▶ [ASSIGNED TASK]:
Copy out the full listing below as it stands, with its pictures left behind.

▶ [EXERCISE INPUTS]:

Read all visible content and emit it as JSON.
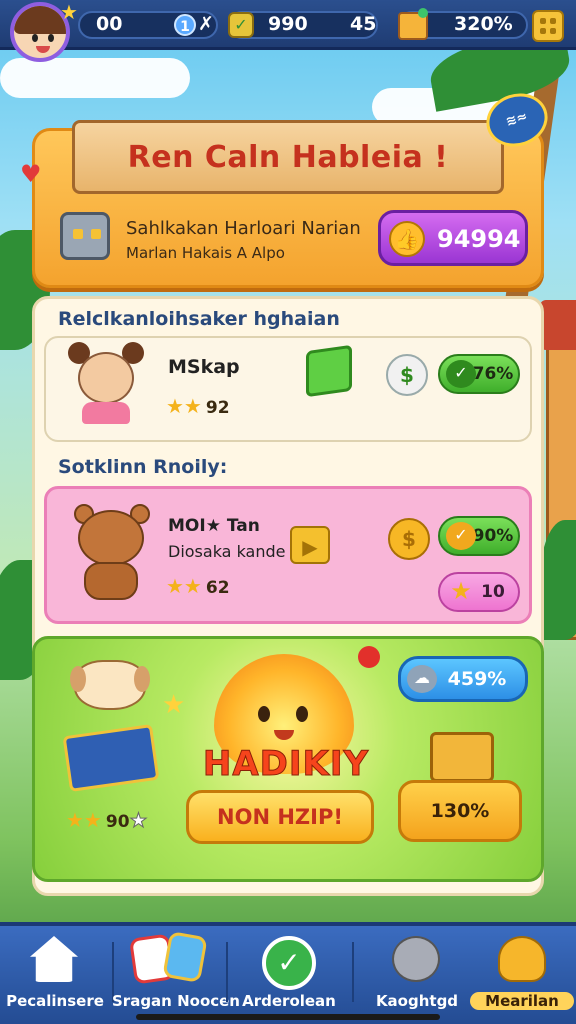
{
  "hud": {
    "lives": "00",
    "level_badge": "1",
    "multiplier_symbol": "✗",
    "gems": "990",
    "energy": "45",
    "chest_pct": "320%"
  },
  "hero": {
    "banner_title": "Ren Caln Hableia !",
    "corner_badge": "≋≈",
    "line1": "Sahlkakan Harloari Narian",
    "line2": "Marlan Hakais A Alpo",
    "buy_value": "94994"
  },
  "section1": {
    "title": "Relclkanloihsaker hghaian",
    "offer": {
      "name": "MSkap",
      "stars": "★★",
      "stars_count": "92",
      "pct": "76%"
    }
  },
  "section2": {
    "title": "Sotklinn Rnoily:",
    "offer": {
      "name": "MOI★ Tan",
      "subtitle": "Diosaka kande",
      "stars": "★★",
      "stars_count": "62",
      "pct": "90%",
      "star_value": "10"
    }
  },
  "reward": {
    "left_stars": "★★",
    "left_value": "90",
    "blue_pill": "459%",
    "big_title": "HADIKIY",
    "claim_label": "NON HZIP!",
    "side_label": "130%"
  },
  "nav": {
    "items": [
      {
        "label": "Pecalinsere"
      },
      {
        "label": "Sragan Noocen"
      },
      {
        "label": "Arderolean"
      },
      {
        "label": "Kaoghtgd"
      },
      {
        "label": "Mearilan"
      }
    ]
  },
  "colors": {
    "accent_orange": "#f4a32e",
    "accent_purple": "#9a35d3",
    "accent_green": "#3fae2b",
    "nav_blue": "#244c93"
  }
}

▶ [TASK OUTPUT]:
Read all visible content and emit it as JSON.
{
  "hud": {
    "lives": "00",
    "level_badge": "1",
    "multiplier_symbol": "✗",
    "gems": "990",
    "energy": "45",
    "chest_pct": "320%"
  },
  "hero": {
    "banner_title": "Ren Caln Hableia !",
    "corner_badge": "≋≈",
    "line1": "Sahlkakan Harloari Narian",
    "line2": "Marlan Hakais A Alpo",
    "buy_value": "94994"
  },
  "section1": {
    "title": "Relclkanloihsaker hghaian",
    "offer": {
      "name": "MSkap",
      "stars": "★★",
      "stars_count": "92",
      "pct": "76%"
    }
  },
  "section2": {
    "title": "Sotklinn Rnoily:",
    "offer": {
      "name": "MOI★ Tan",
      "subtitle": "Diosaka kande",
      "stars": "★★",
      "stars_count": "62",
      "pct": "90%",
      "star_value": "10"
    }
  },
  "reward": {
    "left_stars": "★★",
    "left_value": "90",
    "blue_pill": "459%",
    "big_title": "HADIKIY",
    "claim_label": "NON HZIP!",
    "side_label": "130%"
  },
  "nav": {
    "items": [
      {
        "label": "Pecalinsere"
      },
      {
        "label": "Sragan Noocen"
      },
      {
        "label": "Arderolean"
      },
      {
        "label": "Kaoghtgd"
      },
      {
        "label": "Mearilan"
      }
    ]
  },
  "colors": {
    "accent_orange": "#f4a32e",
    "accent_purple": "#9a35d3",
    "accent_green": "#3fae2b",
    "nav_blue": "#244c93"
  }
}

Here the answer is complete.